URI Grad Student Turns the Page for Book-deprived South Africans
KINGSTON, RI – November 3, 2010 – Once upon a time…
…when University of Rhode Island graduate student Angelina Carnevale was in first grade, she came home crying because the school library wouldn’t allow her to check out a book they thought was beyond her level.
“The book had no pictures,” the 24-year-old Warwick resident explained. “It was Madelaine L’Engle’s A Wrinkle in Time – and I’d been reading chapter books since before I started school. So my mom walked me down the block to the local library, got me a library card and said, ‘You can take out any book you want.’ I was in heaven.”
Carnevale’s lifelong love affair with the written word is translating into a career that brought her to South Africa this year, where she introduced books to children and adults who had never seen a computer, let alone imagine Kindle book downloads.
She is in the three-year program leading to a Master’s in Library Science at URI, and will graduate next spring.

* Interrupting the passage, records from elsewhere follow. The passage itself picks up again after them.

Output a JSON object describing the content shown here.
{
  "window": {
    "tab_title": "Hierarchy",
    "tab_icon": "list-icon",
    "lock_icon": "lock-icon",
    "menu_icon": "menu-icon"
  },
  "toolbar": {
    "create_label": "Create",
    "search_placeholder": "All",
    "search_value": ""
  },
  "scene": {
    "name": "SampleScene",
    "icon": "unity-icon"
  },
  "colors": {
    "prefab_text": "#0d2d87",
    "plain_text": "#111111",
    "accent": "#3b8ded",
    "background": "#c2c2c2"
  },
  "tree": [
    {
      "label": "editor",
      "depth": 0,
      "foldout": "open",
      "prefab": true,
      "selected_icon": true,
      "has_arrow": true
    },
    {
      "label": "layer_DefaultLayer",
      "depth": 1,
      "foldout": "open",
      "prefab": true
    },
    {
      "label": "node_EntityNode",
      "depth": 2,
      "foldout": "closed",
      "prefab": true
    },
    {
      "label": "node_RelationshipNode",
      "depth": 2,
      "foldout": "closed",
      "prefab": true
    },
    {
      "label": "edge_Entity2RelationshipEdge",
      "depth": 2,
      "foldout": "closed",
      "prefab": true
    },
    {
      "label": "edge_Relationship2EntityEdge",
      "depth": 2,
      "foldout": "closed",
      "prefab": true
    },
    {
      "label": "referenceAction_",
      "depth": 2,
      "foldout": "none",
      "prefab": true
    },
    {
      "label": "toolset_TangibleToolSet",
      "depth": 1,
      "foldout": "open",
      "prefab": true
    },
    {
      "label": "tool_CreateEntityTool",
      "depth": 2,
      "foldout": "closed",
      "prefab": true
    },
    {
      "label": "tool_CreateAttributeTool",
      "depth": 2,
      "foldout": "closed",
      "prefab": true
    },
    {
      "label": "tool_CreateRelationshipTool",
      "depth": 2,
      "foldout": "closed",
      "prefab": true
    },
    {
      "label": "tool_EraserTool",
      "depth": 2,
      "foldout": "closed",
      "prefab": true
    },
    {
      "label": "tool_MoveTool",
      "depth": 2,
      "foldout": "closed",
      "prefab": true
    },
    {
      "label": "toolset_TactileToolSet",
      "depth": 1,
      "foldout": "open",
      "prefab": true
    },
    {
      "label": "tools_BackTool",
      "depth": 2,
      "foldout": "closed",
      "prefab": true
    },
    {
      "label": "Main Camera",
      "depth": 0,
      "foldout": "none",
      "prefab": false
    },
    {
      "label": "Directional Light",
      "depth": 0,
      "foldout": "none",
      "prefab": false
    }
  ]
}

Among the requirements is credit in Professional Field Experience – which in January 2010 took her to the Southern African Wildlife College, located on a game reserve in Limpopo Province, South Africa. “I did it all on my own,” she noted, “paid to get the entry visa, and for the plane ticket and the college fees.”
About a hundred students are enrolled and live in cottages on the Wildlife College campus, Carnevale said. “Another hundred or so students bring tents and pitch them in the fields on campus – it’s surrounded by an electrified fence, so we didn’t have to worry about wild animals.”
Except for the baboons, that is. Occasionally one would leap the fence to raid the trees of marula fruit. There were squirrels in the thatched roof of the cottage Carnevale shared with other staff. Snakes slithered, and a scorpion hid in her bed. “It wasn’t all cheetahs and rainbows,” she joked.
In the small college library on campus, with local librarian Sunel Lindeque, Carnevale spent her days chronicling materials relating to wildlife, creating displays, cataloging, and assisting students. She was first surprised, then appalled, by the lack of resources available to children and adults in nearby villages, where “poverty was just business as usual,” with an unemployment rate that was “staggering,” and education beyond primary school not guaranteed.
“What struck me was the complete and utter lack of books,” Carnevale said. Other than at the college, which did not offer public access, “there wasn’t a library around for miles. In the schools, students had blank notebooks, and copied all their lessons from the teachers’ notes on the chalkboards and their lectures. It was something I knew I had to change.”
The idea of a bookmobile “came a lot sooner than it panned out,” she said. “I did a lot of work early on into where I might get books. And money to pay for them.”
Initial appeals to government and non-profit agencies were to no avail, but there was one person who took an immediate interest. Gale Eaton, professor and Carnevale’s supervisor in URI’s Graduate School of Library and Information Services, had been following activities on a personal blog Carnevale was writing to keep family and friends updated.
Eaton was intrigued, as was Janice Hromi, GSLIS student affairs officer. Their donations allowed the purchase of 100 books in the local languages of Shangaan and Sotho. (South Africa has 13 official languages and many more tribal languages and dialects. English is the common language; Afrikaans, a mixture of Dutch and Zulu, was the language of the original white settlers.)
“I was just so charmed by what Angelina was doing,” Eaton said. “The central purpose of librarianship is to support people in their quest for information and knowledge – not just as a means to an end, but for what enriches you, what makes you whole.”
Carnevale was able to find “a select few publishers” specializing in native language books, ordered them, and they began arriving just as her time in South Africa was up. Reaction among villagers of all ages was immediate, translating into tears of joy.
“They have so little – the bare necessities – and they are so incredibly grateful for everything they get,” Carnevale said.
Even after her departure at the end of term, the project continued to grow. A grant proposal Carnevale had written was accepted, and 300 more native-language books were purchased and donated to the mobile library, which continues to make its rounds of the schools under the guidance of Lindeque and a volunteer.
In a recent e-mail to Carnevale, Lindeque envisioned the college library as developing into “an education center where students can come and study after school. We will have a reading area for children…and can even look at getting computers. So big plans, but I know we can do it.”
“If anyone wants to make a donation to the library project or wants more information, Sunel is the person to get in touch with,” Carnevale said. (e-mail firstname.lastname@example.org)
Carnevale is gratified as she reflects on the fact that “what is there now wasn’t there before.” She wants to return someday to the villages and see first-hand the results of the effort she initiated. As she recorded on her blog, “I won’t be happy until I’ve accomplished the impossible: Native-language books for the children of Welverdiend.”
“This is exactly the kind of thing we want our students to be doing,” emphasized Eaton. “Putting books in the hands of children in their own language is so powerful.”
A journal of Angelina Carnevale’s 14 weeks in South Africa, and details on the mobile book library she established, can be found, along with photos, on her website: http://web.me.com/angieboopusa/p-f-e, or for further information, e-mail her at email@example.com